Work to be completed —
Please retype the whole listing so that it matches the original exactly.

Records shown —
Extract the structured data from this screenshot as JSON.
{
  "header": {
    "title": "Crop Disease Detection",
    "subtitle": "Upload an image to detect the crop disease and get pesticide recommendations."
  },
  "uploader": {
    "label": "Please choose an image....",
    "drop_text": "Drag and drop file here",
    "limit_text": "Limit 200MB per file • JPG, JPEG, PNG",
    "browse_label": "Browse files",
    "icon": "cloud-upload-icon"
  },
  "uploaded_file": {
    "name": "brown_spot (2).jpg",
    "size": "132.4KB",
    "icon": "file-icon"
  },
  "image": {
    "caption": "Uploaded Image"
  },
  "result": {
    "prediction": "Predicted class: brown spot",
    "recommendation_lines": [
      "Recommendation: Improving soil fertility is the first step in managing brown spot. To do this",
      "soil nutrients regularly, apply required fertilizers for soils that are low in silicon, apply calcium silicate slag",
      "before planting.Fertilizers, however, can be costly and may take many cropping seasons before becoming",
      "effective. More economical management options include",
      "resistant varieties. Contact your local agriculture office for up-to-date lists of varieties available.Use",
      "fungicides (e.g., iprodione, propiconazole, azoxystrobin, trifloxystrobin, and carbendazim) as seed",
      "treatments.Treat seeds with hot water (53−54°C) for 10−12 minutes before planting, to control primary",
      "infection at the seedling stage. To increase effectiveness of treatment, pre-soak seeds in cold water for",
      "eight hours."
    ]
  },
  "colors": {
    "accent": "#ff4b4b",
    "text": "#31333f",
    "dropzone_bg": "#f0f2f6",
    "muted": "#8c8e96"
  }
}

Problem solution —
Extract the structured data from this screenshot as JSON.
{
  "header": {
    "title": "Crop Disease Detection",
    "subtitle": "Upload an image to detect the crop disease and get pesticide recommendations."
  },
  "uploader": {
    "label": "Please choose an image....",
    "drop_text": "Drag and drop file here",
    "limit_text": "Limit 200MB per file • JPG, JPEG, PNG",
    "browse_label": "Browse files",
    "icon": "cloud-upload-icon"
  },
  "uploaded_file": {
    "name": "brown_spot (2).jpg",
    "size": "132.4KB",
    "icon": "file-icon"
  },
  "image": {
    "caption": "Uploaded Image"
  },
  "result": {
    "prediction": "Predicted class: brown spot",
    "recommendation_lines": [
      "Recommendation: Improving soil fertility is the first step in managing brown spot. To do this",
      "soil nutrients regularly, apply required fertilizers for soils that are low in silicon, apply calcium silicate slag",
      "before planting.Fertilizers, however, can be costly and may take many cropping seasons before becoming",
      "effective. More economical management options include",
      "resistant varieties. Contact your local agriculture office for up-to-date lists of varieties available.Use",
      "fungicides (e.g., iprodione, propiconazole, azoxystrobin, trifloxystrobin, and carbendazim) as seed",
      "treatments.Treat seeds with hot water (53−54°C) for 10−12 minutes before planting, to control primary",
      "infection at the seedling stage. To increase effectiveness of treatment, pre-soak seeds in cold water for",
      "eight hours."
    ]
  },
  "colors": {
    "accent": "#ff4b4b",
    "text": "#31333f",
    "dropzone_bg": "#f0f2f6",
    "muted": "#8c8e96"
  }
}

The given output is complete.